With some tongs grab a hunk of everything and start cooking. 

As a friend of mine just pointed out, fajitas always smell better when cooking. Yeah I agree. All that lime juice, cumin and oregano does tend to make it's presence known. Toss this around until you get some good brown. Remove to a plate.
 Serve with a grip of warm tortillas, a heap of your good quacamole.

 I made some re-fried beans (need a recipe? see me) Eat up. Thanks again James, Lisa and 'Tasha. I am truly blessed. 
Go get your grub on. Ciao.

Tuesday, May 3, 2011

Damn Yankee Pot Roast.

One of my favorite pass-times is scouring used bookstores for old cookbooks.
 This last time I found a copy of "Ye Olde New England Home" from 1952.

 Nifty right?

Oh my yes.

Here's why.

As the U.S. was slowly colonized from the old world our ancestors had to adapt their traditional dishes to include the new foodstuffs from our continent. Potato, Tomato, Squash, etc. 

One of our most beloved dishes, namely today's subject is a direct descendent of the English boiled dinner. 
The earliest recipes called for flour and herbs as a tenderizer followed by a long slow braise in stock or beer. I think we can do better than that.

After some research and some experiements I got this. Still traditional but more my style. 

 Got it? Let's go

No big deal

pre-heat oven to 350
mise en place
S&P. frsh ground please
One good sized chuck roast
Splash of oil. 
Mirepoix. Onion, carrot, celery. chopped. 
a tug of parsley, cilantro, thyme, rosemary, any fresh herbs you have in your backyard
one grip of mushrooms, chopped
some potatoes, skins on, scliced large.
one other root vegetable, rutabaga, parsnip. chopped
one large can of tomato puree or sauce or whatever
2 cups of beef stock
 dash of Worcestershire Sauce. (from here on out I will call this WS, it's too hard to spell)
1 squirt ketchup (I know, ok)

Season your roast with some salt and pepper

First off, heat up your pot. Not warm. HOT. Add a splash of oil.
now that's a sear
Place your roast right in there. Let it go until it doesn't tug on your fork. If it sticks, it ain't done. Let it go until it releases. turn it over and do it again.
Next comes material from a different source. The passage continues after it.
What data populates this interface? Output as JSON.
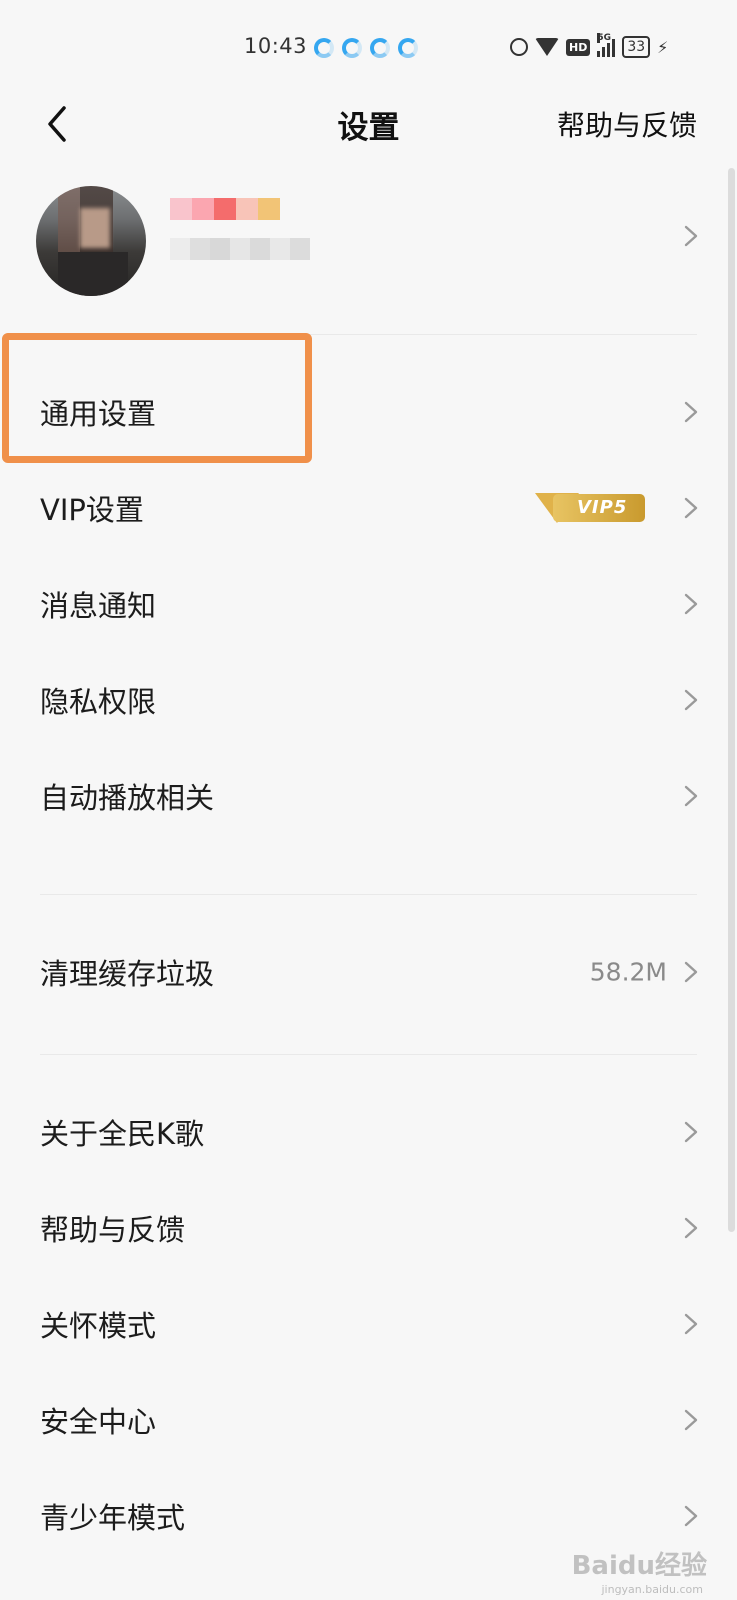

Sear. 

Once seared.Remove from the pot and place aside, like on a plate or something.

 Go ahead and add all your veg's. Toss in some salt and pepper. Toss around for a minute or so. Add all your herbs that you managed to scrounge up. 

Toss around for a bit and add your ketchup. OK look, I tried this with tomato paste, fresh, sauce blah blah. Ketchup worked best. 

Toss around for a bit more, it will start smelling sweet. Splash in some WS. 

Throw in the roast. Can of tomato whatever and the beef stock. Bring to a boil, let simmer. 
cover and stick it in the 350 degree oven for about an hour. AAAANNNNDD we're waiting. 

Did I mentiom those potatoes? Nope, stick them in the pot NOW and toss around. Let this mess go for another 30 minutes or so. Check 'em by stickin' a fork in 'em. If they slide off, they're done. 

You cannot harm this dish by letting it go too long. Just let it rest for 20 minutes or so. Slice it, serve it. Done

Go get your grub on, Ciao